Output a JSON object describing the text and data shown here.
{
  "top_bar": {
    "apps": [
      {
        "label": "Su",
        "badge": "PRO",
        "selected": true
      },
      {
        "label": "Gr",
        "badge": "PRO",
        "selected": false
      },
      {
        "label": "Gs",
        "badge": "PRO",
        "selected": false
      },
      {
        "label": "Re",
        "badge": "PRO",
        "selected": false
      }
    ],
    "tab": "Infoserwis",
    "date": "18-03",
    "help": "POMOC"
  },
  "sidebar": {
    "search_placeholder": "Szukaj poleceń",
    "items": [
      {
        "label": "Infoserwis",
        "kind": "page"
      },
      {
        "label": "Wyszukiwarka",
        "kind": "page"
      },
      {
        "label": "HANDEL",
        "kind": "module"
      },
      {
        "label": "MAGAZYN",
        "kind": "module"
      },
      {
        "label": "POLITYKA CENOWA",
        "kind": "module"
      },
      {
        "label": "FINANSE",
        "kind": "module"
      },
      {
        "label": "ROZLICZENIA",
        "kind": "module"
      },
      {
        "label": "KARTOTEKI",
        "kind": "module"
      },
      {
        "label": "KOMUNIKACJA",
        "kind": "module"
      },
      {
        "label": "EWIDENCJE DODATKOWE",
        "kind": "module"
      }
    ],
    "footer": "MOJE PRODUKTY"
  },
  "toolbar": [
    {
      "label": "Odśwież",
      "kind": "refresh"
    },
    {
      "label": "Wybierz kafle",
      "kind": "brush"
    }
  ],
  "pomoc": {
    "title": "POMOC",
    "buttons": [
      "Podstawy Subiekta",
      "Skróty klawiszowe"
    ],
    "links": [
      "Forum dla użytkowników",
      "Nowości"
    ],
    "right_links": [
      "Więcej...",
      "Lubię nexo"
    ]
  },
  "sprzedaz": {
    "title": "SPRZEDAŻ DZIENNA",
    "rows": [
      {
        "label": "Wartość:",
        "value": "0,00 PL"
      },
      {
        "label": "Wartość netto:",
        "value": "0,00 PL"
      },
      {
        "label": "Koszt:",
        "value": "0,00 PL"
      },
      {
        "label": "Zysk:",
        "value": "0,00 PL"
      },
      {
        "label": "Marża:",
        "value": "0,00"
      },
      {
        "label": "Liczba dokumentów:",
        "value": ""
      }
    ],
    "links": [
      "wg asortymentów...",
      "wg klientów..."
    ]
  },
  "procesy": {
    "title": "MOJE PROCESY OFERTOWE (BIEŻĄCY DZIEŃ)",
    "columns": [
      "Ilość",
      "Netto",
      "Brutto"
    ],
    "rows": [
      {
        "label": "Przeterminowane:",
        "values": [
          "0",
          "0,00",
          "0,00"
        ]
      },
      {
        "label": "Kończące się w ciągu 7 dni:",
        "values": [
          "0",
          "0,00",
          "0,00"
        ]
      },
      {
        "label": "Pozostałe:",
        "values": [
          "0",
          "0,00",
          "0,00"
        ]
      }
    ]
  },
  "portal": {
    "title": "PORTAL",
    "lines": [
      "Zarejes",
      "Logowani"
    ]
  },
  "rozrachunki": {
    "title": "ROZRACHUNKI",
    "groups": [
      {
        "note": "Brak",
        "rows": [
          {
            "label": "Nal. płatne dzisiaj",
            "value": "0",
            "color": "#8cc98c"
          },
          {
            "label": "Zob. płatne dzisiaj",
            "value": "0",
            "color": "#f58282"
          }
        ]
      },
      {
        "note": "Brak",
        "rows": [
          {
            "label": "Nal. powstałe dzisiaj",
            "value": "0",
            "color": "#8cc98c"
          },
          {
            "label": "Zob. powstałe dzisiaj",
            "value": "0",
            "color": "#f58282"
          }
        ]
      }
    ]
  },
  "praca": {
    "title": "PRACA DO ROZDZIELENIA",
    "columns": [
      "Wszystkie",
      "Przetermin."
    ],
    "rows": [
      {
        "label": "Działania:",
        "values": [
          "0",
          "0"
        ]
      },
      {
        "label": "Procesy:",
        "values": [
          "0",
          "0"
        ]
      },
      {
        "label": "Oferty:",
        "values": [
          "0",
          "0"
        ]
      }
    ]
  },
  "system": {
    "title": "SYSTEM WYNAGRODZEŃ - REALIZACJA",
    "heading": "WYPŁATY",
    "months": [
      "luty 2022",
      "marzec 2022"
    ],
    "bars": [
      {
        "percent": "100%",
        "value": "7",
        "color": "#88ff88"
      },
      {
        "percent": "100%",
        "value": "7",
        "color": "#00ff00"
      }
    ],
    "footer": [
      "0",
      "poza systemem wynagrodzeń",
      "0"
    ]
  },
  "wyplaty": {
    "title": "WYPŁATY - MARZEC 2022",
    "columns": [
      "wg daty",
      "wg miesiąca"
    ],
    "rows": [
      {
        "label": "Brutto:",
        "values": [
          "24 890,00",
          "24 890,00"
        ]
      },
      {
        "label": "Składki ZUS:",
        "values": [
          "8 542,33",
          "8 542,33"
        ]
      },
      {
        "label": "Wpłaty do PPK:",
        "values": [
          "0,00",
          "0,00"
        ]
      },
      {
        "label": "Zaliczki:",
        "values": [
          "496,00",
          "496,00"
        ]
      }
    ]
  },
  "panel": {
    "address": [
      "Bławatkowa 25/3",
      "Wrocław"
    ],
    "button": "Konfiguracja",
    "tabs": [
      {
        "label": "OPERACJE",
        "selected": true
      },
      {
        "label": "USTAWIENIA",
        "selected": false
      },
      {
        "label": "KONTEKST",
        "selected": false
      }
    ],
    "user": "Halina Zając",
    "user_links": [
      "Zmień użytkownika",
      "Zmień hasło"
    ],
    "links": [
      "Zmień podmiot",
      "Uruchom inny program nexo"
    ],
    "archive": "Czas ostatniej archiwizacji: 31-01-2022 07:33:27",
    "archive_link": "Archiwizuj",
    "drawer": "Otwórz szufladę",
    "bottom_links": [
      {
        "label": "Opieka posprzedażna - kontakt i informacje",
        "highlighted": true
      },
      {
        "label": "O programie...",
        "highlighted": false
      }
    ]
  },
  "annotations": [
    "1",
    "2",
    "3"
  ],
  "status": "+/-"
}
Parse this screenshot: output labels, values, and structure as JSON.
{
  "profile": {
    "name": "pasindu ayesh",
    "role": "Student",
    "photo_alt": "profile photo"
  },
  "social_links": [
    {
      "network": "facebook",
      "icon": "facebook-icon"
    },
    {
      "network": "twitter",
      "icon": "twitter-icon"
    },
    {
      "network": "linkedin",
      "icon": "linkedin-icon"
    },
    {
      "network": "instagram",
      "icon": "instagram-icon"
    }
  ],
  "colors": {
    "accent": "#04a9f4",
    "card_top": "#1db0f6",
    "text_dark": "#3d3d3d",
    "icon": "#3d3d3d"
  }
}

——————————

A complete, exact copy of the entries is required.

**Written solution:**
Output a JSON object describing the text and data shown here.
{
  "top_bar": {
    "apps": [
      {
        "label": "Su",
        "badge": "PRO",
        "selected": true
      },
      {
        "label": "Gr",
        "badge": "PRO",
        "selected": false
      },
      {
        "label": "Gs",
        "badge": "PRO",
        "selected": false
      },
      {
        "label": "Re",
        "badge": "PRO",
        "selected": false
      }
    ],
    "tab": "Infoserwis",
    "date": "18-03",
    "help": "POMOC"
  },
  "sidebar": {
    "search_placeholder": "Szukaj poleceń",
    "items": [
      {
        "label": "Infoserwis",
        "kind": "page"
      },
      {
        "label": "Wyszukiwarka",
        "kind": "page"
      },
      {
        "label": "HANDEL",
        "kind": "module"
      },
      {
        "label": "MAGAZYN",
        "kind": "module"
      },
      {
        "label": "POLITYKA CENOWA",
        "kind": "module"
      },
      {
        "label": "FINANSE",
        "kind": "module"
      },
      {
        "label": "ROZLICZENIA",
        "kind": "module"
      },
      {
        "label": "KARTOTEKI",
        "kind": "module"
      },
      {
        "label": "KOMUNIKACJA",
        "kind": "module"
      },
      {
        "label": "EWIDENCJE DODATKOWE",
        "kind": "module"
      }
    ],
    "footer": "MOJE PRODUKTY"
  },
  "toolbar": [
    {
      "label": "Odśwież",
      "kind": "refresh"
    },
    {
      "label": "Wybierz kafle",
      "kind": "brush"
    }
  ],
  "pomoc": {
    "title": "POMOC",
    "buttons": [
      "Podstawy Subiekta",
      "Skróty klawiszowe"
    ],
    "links": [
      "Forum dla użytkowników",
      "Nowości"
    ],
    "right_links": [
      "Więcej...",
      "Lubię nexo"
    ]
  },
  "sprzedaz": {
    "title": "SPRZEDAŻ DZIENNA",
    "rows": [
      {
        "label": "Wartość:",
        "value": "0,00 PL"
      },
      {
        "label": "Wartość netto:",
        "value": "0,00 PL"
      },
      {
        "label": "Koszt:",
        "value": "0,00 PL"
      },
      {
        "label": "Zysk:",
        "value": "0,00 PL"
      },
      {
        "label": "Marża:",
        "value": "0,00"
      },
      {
        "label": "Liczba dokumentów:",
        "value": ""
      }
    ],
    "links": [
      "wg asortymentów...",
      "wg klientów..."
    ]
  },
  "procesy": {
    "title": "MOJE PROCESY OFERTOWE (BIEŻĄCY DZIEŃ)",
    "columns": [
      "Ilość",
      "Netto",
      "Brutto"
    ],
    "rows": [
      {
        "label": "Przeterminowane:",
        "values": [
          "0",
          "0,00",
          "0,00"
        ]
      },
      {
        "label": "Kończące się w ciągu 7 dni:",
        "values": [
          "0",
          "0,00",
          "0,00"
        ]
      },
      {
        "label": "Pozostałe:",
        "values": [
          "0",
          "0,00",
          "0,00"
        ]
      }
    ]
  },
  "portal": {
    "title": "PORTAL",
    "lines": [
      "Zarejes",
      "Logowani"
    ]
  },
  "rozrachunki": {
    "title": "ROZRACHUNKI",
    "groups": [
      {
        "note": "Brak",
        "rows": [
          {
            "label": "Nal. płatne dzisiaj",
            "value": "0",
            "color": "#8cc98c"
          },
          {
            "label": "Zob. płatne dzisiaj",
            "value": "0",
            "color": "#f58282"
          }
        ]
      },
      {
        "note": "Brak",
        "rows": [
          {
            "label": "Nal. powstałe dzisiaj",
            "value": "0",
            "color": "#8cc98c"
          },
          {
            "label": "Zob. powstałe dzisiaj",
            "value": "0",
            "color": "#f58282"
          }
        ]
      }
    ]
  },
  "praca": {
    "title": "PRACA DO ROZDZIELENIA",
    "columns": [
      "Wszystkie",
      "Przetermin."
    ],
    "rows": [
      {
        "label": "Działania:",
        "values": [
          "0",
          "0"
        ]
      },
      {
        "label": "Procesy:",
        "values": [
          "0",
          "0"
        ]
      },
      {
        "label": "Oferty:",
        "values": [
          "0",
          "0"
        ]
      }
    ]
  },
  "system": {
    "title": "SYSTEM WYNAGRODZEŃ - REALIZACJA",
    "heading": "WYPŁATY",
    "months": [
      "luty 2022",
      "marzec 2022"
    ],
    "bars": [
      {
        "percent": "100%",
        "value": "7",
        "color": "#88ff88"
      },
      {
        "percent": "100%",
        "value": "7",
        "color": "#00ff00"
      }
    ],
    "footer": [
      "0",
      "poza systemem wynagrodzeń",
      "0"
    ]
  },
  "wyplaty": {
    "title": "WYPŁATY - MARZEC 2022",
    "columns": [
      "wg daty",
      "wg miesiąca"
    ],
    "rows": [
      {
        "label": "Brutto:",
        "values": [
          "24 890,00",
          "24 890,00"
        ]
      },
      {
        "label": "Składki ZUS:",
        "values": [
          "8 542,33",
          "8 542,33"
        ]
      },
      {
        "label": "Wpłaty do PPK:",
        "values": [
          "0,00",
          "0,00"
        ]
      },
      {
        "label": "Zaliczki:",
        "values": [
          "496,00",
          "496,00"
        ]
      }
    ]
  },
  "panel": {
    "address": [
      "Bławatkowa 25/3",
      "Wrocław"
    ],
    "button": "Konfiguracja",
    "tabs": [
      {
        "label": "OPERACJE",
        "selected": true
      },
      {
        "label": "USTAWIENIA",
        "selected": false
      },
      {
        "label": "KONTEKST",
        "selected": false
      }
    ],
    "user": "Halina Zając",
    "user_links": [
      "Zmień użytkownika",
      "Zmień hasło"
    ],
    "links": [
      "Zmień podmiot",
      "Uruchom inny program nexo"
    ],
    "archive": "Czas ostatniej archiwizacji: 31-01-2022 07:33:27",
    "archive_link": "Archiwizuj",
    "drawer": "Otwórz szufladę",
    "bottom_links": [
      {
        "label": "Opieka posprzedażna - kontakt i informacje",
        "highlighted": true
      },
      {
        "label": "O programie...",
        "highlighted": false
      }
    ]
  },
  "annotations": [
    "1",
    "2",
    "3"
  ],
  "status": "+/-"
}
Parse this screenshot: output labels, values, and structure as JSON.
{
  "profile": {
    "name": "pasindu ayesh",
    "role": "Student",
    "photo_alt": "profile photo"
  },
  "social_links": [
    {
      "network": "facebook",
      "icon": "facebook-icon"
    },
    {
      "network": "twitter",
      "icon": "twitter-icon"
    },
    {
      "network": "linkedin",
      "icon": "linkedin-icon"
    },
    {
      "network": "instagram",
      "icon": "instagram-icon"
    }
  ],
  "colors": {
    "accent": "#04a9f4",
    "card_top": "#1db0f6",
    "text_dark": "#3d3d3d",
    "icon": "#3d3d3d"
  }
}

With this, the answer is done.